> **REQUIRED WORK**: Find the lines below that contain the string "Offset", count them, and give only the number.

> **DATA EXCERPTS**:
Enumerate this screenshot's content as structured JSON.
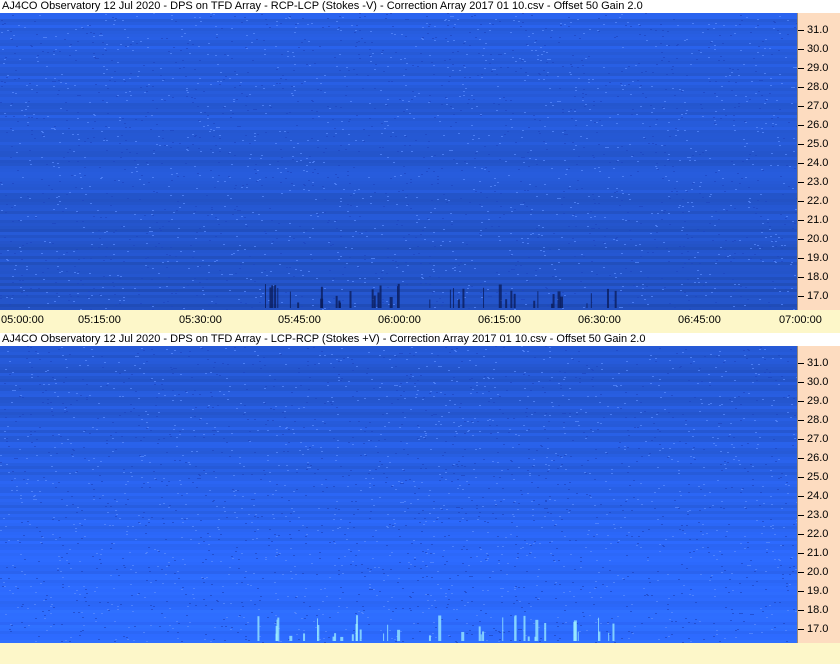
{
  "panels": [
    {
      "title": "AJ4CO Observatory 12 Jul 2020  -  DPS on TFD Array  -  RCP-LCP (Stokes -V)  -  Correction Array 2017 01 10.csv  -  Offset 50  Gain 2.0",
      "freq_labels": [
        "31.0",
        "30.0",
        "29.0",
        "28.0",
        "27.0",
        "26.0",
        "25.0",
        "24.0",
        "23.0",
        "22.0",
        "21.0",
        "20.0",
        "19.0",
        "18.0",
        "17.0"
      ],
      "time_labels": [
        "05:00:00",
        "05:15:00",
        "05:30:00",
        "05:45:00",
        "06:00:00",
        "06:15:00",
        "06:30:00",
        "06:45:00",
        "07:00:00"
      ],
      "burst_color": "#0a1a55"
    },
    {
      "title": "AJ4CO Observatory 12 Jul 2020  -  DPS on TFD Array  -  LCP-RCP (Stokes +V)  -  Correction Array 2017 01 10.csv  -  Offset 50  Gain 2.0",
      "freq_labels": [
        "31.0",
        "30.0",
        "29.0",
        "28.0",
        "27.0",
        "26.0",
        "25.0",
        "24.0",
        "23.0",
        "22.0",
        "21.0",
        "20.0",
        "19.0",
        "18.0",
        "17.0"
      ],
      "time_labels": [],
      "burst_color": "#9ff0ff"
    }
  ],
  "colors": {
    "spectrogram_base": "#2f63e6",
    "axis_background": "#fddcc0",
    "time_axis_background": "#fdf7c9"
  }
}
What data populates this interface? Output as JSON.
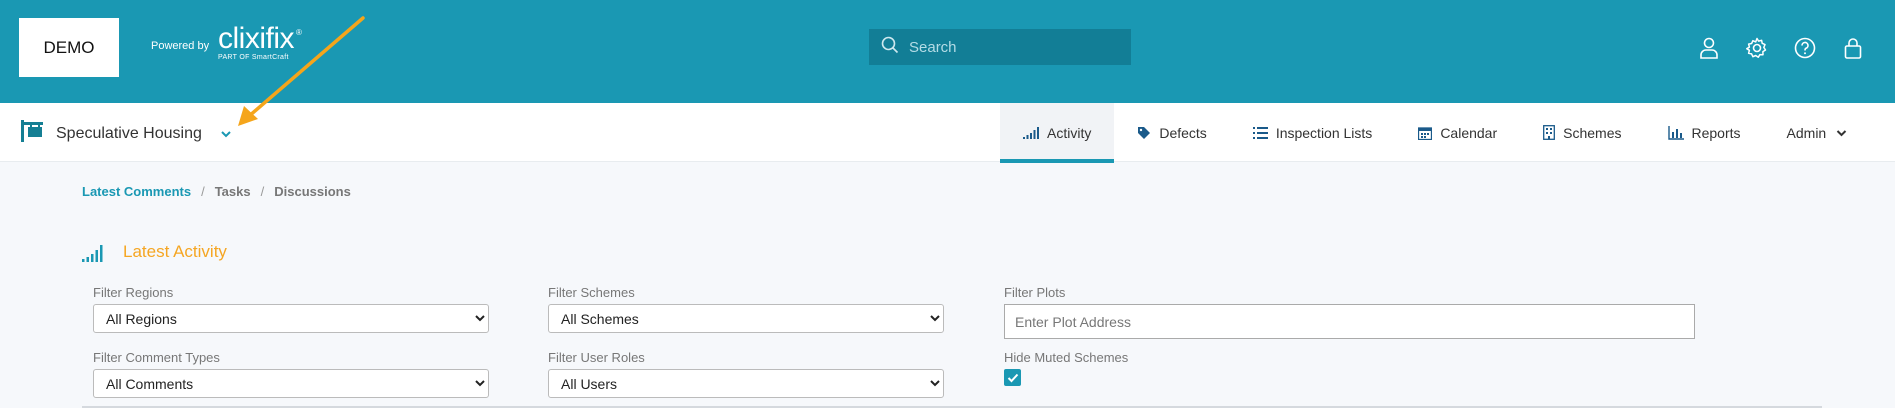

> **SOLUTION FOR THIS PROBLEM**: 2